The turnpike has a history of corruption and patronage. The climate has improved since Gentile came on board, Maniscola said.
“He had my back on a lot of stuff,” he said. “He doesn't take prisoners.”
Morrow said the job will be a challenge, and with teamwork, “we can really do some good.”
Eric Epstein, co-founder of the reform group Rock the Capital, expressed skepticism one man can make a difference.
“The Pennsylvania Turnpike Commission can't police itself,” Epstein said. “It's a relic. It's a dinosaur.”
Brad Bumsted is Trib Total Media's state Capitol reporter. Reach him at 717-787-1405 or email@example.com.
Show commenting policy
TribLive commenting policy
You are solely responsible for your comments and by using TribLive.com you agree to our Terms of Service.
We moderate comments. Our goal is to provide substantive commentary for a general readership. By screening submissions, we provide a space where readers can share intelligent and informed commentary that enhances the quality of our news and information.
While most comments will be posted if they are on-topic and not abusive, moderating decisions are subjective. We will make them as carefully and consistently as we can. Because of the volume of reader comments, we cannot review individual moderation decisions with readers.
We value thoughtful comments representing a range of views that make their point quickly and politely. We make an effort to protect discussions from repeated comments either by the same reader or different readers.

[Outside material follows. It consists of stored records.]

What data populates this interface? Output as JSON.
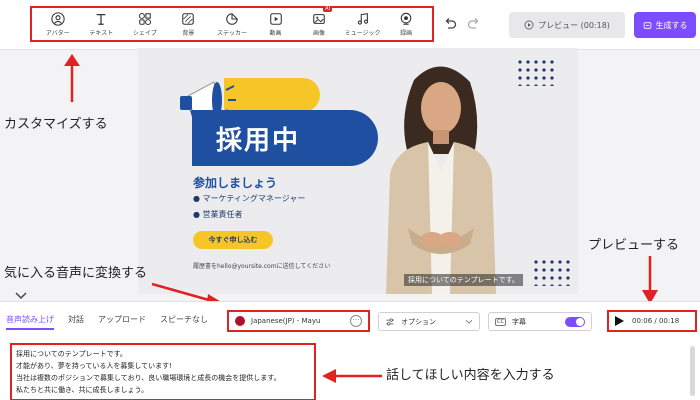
{
  "toolbar": {
    "tools": [
      {
        "label": "アバター",
        "icon": "avatar-icon"
      },
      {
        "label": "テキスト",
        "icon": "text-icon"
      },
      {
        "label": "シェイプ",
        "icon": "shape-icon"
      },
      {
        "label": "背景",
        "icon": "background-icon"
      },
      {
        "label": "ステッカー",
        "icon": "sticker-icon"
      },
      {
        "label": "動画",
        "icon": "video-icon"
      },
      {
        "label": "画像",
        "icon": "image-icon",
        "badge": "AI"
      },
      {
        "label": "ミュージック",
        "icon": "music-icon"
      },
      {
        "label": "録画",
        "icon": "record-icon"
      }
    ],
    "preview_label": "プレビュー (00:18)",
    "generate_label": "生成する"
  },
  "annotations": {
    "customize": "カスタマイズする",
    "voice": "気に入る音声に変換する",
    "preview": "プレビューする",
    "text": "話してほしい内容を入力する"
  },
  "slide": {
    "banner": "採用中",
    "join": "参加しましょう",
    "bullets": [
      "● マーケティングマネージャー",
      "● 営業責任者"
    ],
    "apply_label": "今すぐ申し込む",
    "email": "履歴書をhello@yoursite.comに送信してください",
    "subtitle": "採用についてのテンプレートです。"
  },
  "editor": {
    "tabs": [
      "音声読み上げ",
      "対話",
      "アップロード",
      "スピーチなし"
    ],
    "active_tab": 0,
    "voice": "Japanese(JP) - Mayu",
    "more_symbol": "···",
    "option_label": "オプション",
    "cc_label": "CC",
    "subtitle_label": "字幕",
    "time": "00:06 / 00:18",
    "script_lines": [
      "採用についてのテンプレートです。",
      "才能があり、夢を持っている人を募集しています!",
      "当社は複数のポジションで募集しており、良い職場環境と成長の機会を提供します。",
      "私たちと共に働き、共に成長しましょう。"
    ]
  },
  "colors": {
    "accent": "#7b4dff",
    "highlight": "#e02222",
    "slide_blue": "#1e4fa0",
    "slide_yellow": "#f6c629"
  }
}
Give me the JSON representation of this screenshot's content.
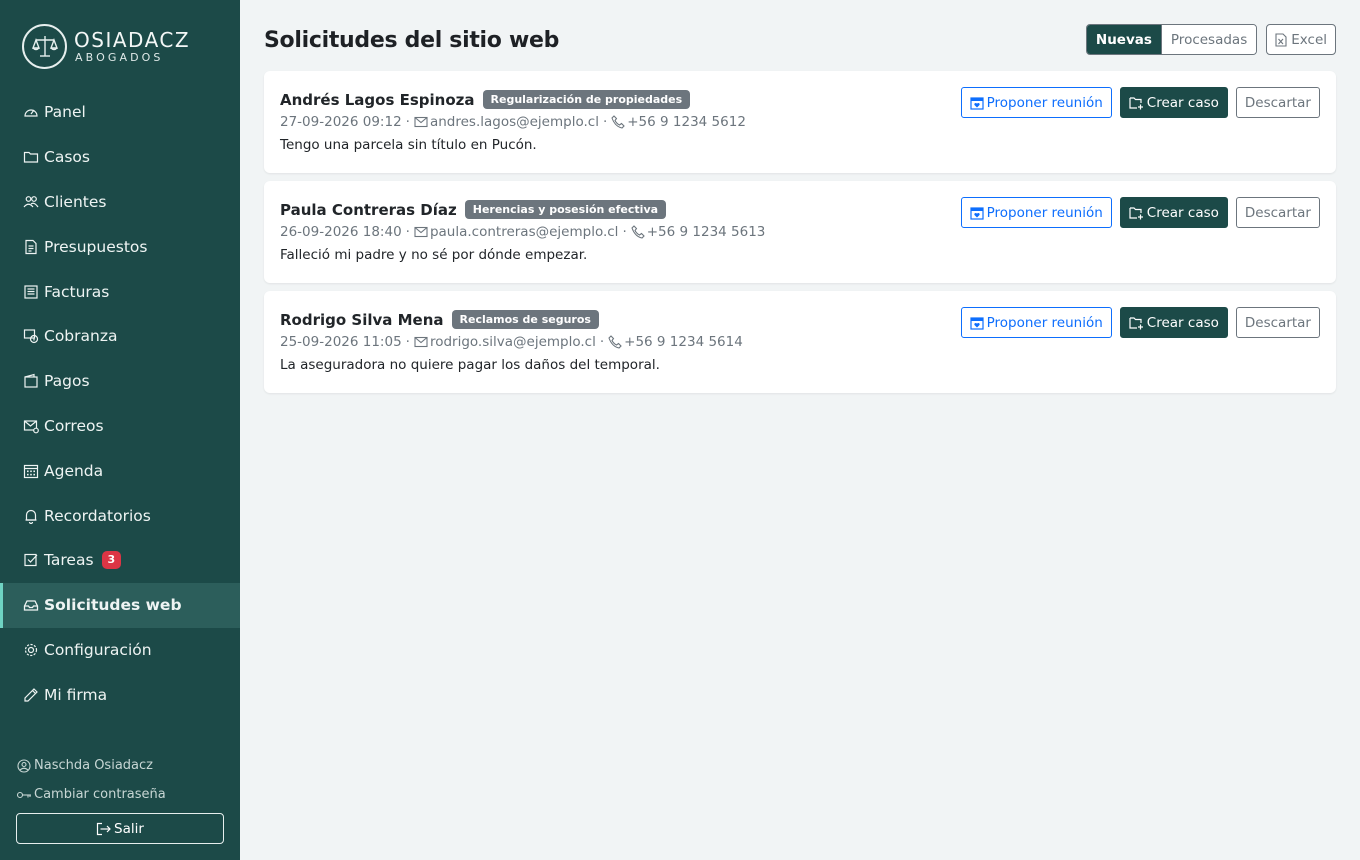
{
  "brand": {
    "name": "OSIADACZ",
    "subtitle": "ABOGADOS",
    "logo_icon": "scales-icon"
  },
  "sidebar": {
    "items": [
      {
        "label": "Panel",
        "icon": "speedometer-icon"
      },
      {
        "label": "Casos",
        "icon": "folder-icon"
      },
      {
        "label": "Clientes",
        "icon": "people-icon"
      },
      {
        "label": "Presupuestos",
        "icon": "document-icon"
      },
      {
        "label": "Facturas",
        "icon": "receipt-icon"
      },
      {
        "label": "Cobranza",
        "icon": "cash-icon"
      },
      {
        "label": "Pagos",
        "icon": "wallet-icon"
      },
      {
        "label": "Correos",
        "icon": "envelope-icon"
      },
      {
        "label": "Agenda",
        "icon": "calendar-icon"
      },
      {
        "label": "Recordatorios",
        "icon": "bell-icon"
      },
      {
        "label": "Tareas",
        "icon": "checkbox-icon",
        "badge": "3"
      },
      {
        "label": "Solicitudes web",
        "icon": "inbox-icon",
        "active": true
      },
      {
        "label": "Configuración",
        "icon": "gear-icon"
      },
      {
        "label": "Mi firma",
        "icon": "pen-icon"
      }
    ],
    "user": "Naschda Osiadacz",
    "change_password": "Cambiar contraseña",
    "logout": "Salir"
  },
  "header": {
    "title": "Solicitudes del sitio web",
    "filter_new": "Nuevas",
    "filter_processed": "Procesadas",
    "excel": "Excel"
  },
  "actions": {
    "propose": "Proponer reunión",
    "create": "Crear caso",
    "discard": "Descartar"
  },
  "requests": [
    {
      "name": "Andrés Lagos Espinoza",
      "tag": "Regularización de propiedades",
      "datetime": "27-09-2026 09:12",
      "email": "andres.lagos@ejemplo.cl",
      "phone": "+56 9 1234 5612",
      "message": "Tengo una parcela sin título en Pucón."
    },
    {
      "name": "Paula Contreras Díaz",
      "tag": "Herencias y posesión efectiva",
      "datetime": "26-09-2026 18:40",
      "email": "paula.contreras@ejemplo.cl",
      "phone": "+56 9 1234 5613",
      "message": "Falleció mi padre y no sé por dónde empezar."
    },
    {
      "name": "Rodrigo Silva Mena",
      "tag": "Reclamos de seguros",
      "datetime": "25-09-2026 11:05",
      "email": "rodrigo.silva@ejemplo.cl",
      "phone": "+56 9 1234 5614",
      "message": "La aseguradora no quiere pagar los daños del temporal."
    }
  ],
  "colors": {
    "sidebar_bg": "#1c4a48",
    "active_item_bg": "#2c5e5b",
    "accent": "#6fd3c3",
    "primary": "#0d6efd",
    "badge_red": "#dc3545",
    "tag_gray": "#6c757d"
  }
}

We follow the same standards for taste as the daily newspaper. A few things we won't tolerate: personal attacks, obscenity, vulgarity, profanity (including expletives and letters followed by dashes), commercial promotion, impersonations, incoherence, proselytizing and SHOUTING. Don't include URLs to Web sites.

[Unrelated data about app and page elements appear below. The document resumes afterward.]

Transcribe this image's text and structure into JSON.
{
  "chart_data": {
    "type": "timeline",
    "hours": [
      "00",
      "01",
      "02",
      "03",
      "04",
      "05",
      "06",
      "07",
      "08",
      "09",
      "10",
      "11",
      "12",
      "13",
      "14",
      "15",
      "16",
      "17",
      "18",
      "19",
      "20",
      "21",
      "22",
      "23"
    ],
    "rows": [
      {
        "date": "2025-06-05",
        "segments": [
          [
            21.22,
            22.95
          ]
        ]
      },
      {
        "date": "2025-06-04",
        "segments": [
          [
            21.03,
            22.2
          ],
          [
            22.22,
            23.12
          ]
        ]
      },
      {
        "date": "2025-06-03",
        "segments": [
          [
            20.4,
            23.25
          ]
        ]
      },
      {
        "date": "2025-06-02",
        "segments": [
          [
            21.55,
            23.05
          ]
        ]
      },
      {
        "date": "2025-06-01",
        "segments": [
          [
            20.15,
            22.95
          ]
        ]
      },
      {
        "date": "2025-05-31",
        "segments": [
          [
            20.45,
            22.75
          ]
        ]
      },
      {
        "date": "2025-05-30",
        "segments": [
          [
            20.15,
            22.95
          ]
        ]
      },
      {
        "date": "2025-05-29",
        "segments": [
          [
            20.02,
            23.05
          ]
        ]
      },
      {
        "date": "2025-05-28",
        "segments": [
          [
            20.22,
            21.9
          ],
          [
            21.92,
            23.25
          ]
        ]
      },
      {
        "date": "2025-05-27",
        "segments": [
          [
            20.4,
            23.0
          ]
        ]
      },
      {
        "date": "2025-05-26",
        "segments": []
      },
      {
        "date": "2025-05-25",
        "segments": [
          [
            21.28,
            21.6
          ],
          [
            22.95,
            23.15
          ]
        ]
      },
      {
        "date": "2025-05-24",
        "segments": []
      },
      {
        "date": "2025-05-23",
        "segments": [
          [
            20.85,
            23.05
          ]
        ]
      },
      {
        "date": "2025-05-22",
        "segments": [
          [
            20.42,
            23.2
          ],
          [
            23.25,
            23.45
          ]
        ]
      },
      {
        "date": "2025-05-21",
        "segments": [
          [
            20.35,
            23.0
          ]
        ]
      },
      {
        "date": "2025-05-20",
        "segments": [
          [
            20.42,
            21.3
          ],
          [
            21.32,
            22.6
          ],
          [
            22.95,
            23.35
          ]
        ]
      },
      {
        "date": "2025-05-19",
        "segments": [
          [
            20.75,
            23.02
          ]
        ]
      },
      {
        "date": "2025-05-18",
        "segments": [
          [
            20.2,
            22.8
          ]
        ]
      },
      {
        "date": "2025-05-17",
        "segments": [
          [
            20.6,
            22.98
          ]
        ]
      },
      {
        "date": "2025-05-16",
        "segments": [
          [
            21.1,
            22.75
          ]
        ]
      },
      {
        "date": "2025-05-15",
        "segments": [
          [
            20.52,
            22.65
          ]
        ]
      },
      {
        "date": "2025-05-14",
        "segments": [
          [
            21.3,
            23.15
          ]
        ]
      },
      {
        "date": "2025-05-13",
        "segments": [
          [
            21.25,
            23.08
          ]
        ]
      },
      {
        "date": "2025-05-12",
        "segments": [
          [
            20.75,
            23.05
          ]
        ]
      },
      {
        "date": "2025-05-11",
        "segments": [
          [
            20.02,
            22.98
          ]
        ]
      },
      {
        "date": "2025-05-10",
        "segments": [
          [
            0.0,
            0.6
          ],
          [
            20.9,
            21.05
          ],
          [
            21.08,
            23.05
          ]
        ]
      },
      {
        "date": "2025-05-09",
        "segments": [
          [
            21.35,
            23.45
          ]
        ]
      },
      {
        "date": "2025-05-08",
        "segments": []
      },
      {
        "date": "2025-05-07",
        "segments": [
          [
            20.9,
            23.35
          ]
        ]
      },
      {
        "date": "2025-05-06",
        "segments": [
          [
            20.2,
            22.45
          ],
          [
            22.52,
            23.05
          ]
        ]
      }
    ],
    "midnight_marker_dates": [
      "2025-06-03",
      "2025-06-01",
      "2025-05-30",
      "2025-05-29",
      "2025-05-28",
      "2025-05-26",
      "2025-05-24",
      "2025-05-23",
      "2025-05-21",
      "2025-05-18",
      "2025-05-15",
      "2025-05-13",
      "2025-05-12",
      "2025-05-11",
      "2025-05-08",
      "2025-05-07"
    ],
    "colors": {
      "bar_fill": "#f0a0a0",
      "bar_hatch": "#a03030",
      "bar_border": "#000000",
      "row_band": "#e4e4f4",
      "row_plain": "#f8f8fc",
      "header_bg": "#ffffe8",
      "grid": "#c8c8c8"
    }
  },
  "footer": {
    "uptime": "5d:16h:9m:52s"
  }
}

We do not edit comments. They are either approved or deleted. We reserve the right to edit a comment that is quoted or excerpted in an article. In this case, we may fix spelling and punctuation.
We welcome strong opinions and criticism of our work, but we don't want comments to become bogged down with discussions of our policies and we will moderate accordingly.

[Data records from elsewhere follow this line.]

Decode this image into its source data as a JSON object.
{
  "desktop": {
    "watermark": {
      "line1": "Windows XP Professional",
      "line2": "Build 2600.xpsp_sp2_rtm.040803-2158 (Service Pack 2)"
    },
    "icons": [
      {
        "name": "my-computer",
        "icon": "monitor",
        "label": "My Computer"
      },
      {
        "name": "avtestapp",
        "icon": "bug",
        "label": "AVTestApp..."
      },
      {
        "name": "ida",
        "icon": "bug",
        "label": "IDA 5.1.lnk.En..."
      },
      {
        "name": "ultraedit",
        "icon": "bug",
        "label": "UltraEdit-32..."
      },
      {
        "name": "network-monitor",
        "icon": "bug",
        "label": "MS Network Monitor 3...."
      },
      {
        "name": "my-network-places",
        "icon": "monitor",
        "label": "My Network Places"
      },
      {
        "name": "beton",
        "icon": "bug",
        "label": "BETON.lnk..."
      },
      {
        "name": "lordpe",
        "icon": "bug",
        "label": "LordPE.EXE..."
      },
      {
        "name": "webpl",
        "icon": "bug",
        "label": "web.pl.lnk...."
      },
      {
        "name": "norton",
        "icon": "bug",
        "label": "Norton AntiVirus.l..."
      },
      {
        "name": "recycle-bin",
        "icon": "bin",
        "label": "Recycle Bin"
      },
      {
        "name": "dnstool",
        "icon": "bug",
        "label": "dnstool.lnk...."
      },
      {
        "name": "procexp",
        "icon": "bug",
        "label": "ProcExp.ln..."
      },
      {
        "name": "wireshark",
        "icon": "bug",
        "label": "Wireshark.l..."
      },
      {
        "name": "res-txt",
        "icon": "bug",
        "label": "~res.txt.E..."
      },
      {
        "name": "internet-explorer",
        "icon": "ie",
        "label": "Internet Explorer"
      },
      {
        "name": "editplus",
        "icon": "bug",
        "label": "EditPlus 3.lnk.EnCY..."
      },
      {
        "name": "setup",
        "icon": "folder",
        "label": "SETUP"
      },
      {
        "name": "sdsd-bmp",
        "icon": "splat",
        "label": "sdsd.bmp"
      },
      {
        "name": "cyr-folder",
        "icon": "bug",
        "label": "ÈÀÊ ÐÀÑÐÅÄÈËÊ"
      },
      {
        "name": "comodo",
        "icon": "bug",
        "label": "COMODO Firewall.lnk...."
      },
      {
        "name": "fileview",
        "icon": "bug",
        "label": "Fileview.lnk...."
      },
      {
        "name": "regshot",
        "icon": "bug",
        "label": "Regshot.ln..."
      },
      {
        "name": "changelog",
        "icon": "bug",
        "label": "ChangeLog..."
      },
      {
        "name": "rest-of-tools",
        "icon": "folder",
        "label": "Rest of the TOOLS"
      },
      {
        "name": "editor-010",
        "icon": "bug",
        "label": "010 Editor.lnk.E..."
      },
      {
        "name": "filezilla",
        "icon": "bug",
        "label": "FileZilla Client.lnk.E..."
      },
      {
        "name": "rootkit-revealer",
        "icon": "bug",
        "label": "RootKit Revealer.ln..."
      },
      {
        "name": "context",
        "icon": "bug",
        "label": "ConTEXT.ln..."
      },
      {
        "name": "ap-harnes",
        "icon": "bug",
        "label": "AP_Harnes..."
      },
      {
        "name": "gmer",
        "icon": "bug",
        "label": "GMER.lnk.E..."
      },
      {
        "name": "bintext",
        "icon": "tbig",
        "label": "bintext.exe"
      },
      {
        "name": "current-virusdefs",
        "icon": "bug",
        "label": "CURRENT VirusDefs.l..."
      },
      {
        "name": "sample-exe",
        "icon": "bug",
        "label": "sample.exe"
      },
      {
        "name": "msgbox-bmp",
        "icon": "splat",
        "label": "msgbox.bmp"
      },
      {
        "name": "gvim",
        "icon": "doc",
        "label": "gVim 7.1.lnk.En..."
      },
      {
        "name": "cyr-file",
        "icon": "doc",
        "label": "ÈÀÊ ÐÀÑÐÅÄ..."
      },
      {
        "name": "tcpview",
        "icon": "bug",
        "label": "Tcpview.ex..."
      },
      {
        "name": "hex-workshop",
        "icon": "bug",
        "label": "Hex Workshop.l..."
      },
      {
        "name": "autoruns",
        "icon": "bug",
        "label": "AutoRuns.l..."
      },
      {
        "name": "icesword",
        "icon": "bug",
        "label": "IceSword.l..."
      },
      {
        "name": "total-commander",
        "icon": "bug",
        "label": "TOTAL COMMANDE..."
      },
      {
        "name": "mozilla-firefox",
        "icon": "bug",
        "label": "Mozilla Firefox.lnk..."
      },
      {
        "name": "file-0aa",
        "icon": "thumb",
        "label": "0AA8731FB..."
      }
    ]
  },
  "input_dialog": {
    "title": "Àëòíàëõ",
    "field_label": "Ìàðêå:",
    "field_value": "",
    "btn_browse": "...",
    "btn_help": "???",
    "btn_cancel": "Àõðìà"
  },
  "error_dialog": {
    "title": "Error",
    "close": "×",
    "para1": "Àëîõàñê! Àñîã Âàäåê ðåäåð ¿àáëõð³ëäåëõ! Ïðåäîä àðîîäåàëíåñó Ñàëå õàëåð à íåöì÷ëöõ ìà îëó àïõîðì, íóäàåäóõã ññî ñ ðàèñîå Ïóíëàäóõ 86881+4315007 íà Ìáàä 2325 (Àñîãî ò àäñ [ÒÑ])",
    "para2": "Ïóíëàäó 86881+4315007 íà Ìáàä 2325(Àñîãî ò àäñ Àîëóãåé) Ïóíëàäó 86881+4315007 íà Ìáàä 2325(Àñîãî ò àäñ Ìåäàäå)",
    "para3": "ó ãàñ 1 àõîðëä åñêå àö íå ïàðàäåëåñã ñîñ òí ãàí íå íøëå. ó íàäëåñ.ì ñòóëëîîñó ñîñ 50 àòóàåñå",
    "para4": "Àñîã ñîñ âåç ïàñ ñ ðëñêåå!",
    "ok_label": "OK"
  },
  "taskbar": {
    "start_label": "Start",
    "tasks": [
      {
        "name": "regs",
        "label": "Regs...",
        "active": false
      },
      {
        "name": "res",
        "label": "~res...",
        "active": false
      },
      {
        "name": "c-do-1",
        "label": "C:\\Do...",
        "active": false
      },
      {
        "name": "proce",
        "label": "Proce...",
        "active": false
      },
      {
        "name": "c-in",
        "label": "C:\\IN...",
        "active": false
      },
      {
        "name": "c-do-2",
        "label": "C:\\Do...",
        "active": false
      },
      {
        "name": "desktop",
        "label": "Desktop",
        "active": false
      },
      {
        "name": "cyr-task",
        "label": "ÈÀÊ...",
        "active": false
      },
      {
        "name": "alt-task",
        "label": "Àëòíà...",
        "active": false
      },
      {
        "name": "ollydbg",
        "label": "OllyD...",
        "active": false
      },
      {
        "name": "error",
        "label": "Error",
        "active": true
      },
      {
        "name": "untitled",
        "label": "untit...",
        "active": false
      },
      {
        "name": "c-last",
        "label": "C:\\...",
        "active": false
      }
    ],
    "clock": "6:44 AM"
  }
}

We appreciate it when readers and people quoted in articles or blog posts point out errors of fact or emphasis and will investigate all assertions. But these suggestions should be sent via e-mail. To avoid distracting other readers, we won't publish comments that suggest a correction. Instead, corrections will be made in a blog post or in an article.
- Steelers opt for youth, speed while revamping roster
- Steelers finalize 53-man roster
- Starkey: Pitt does its duty
- Carnegie Mellon grad’s tweak to tweets turns 7
- Timing of summer’s end a matter of perspective for Western Pennsylvanians
- VND roundup: Kiski Area wins boys soccer opener
- White House threat sparks call for wider immigration debate
- Pilot in Atlantic Ocean crash lost consciousness, Coast Guard says
- Pirates’ Polanco runs into rookie wall
- Chemical mix sickens two from South Greensburg
- High school roundup: Seton-La Salle captures Century Conference win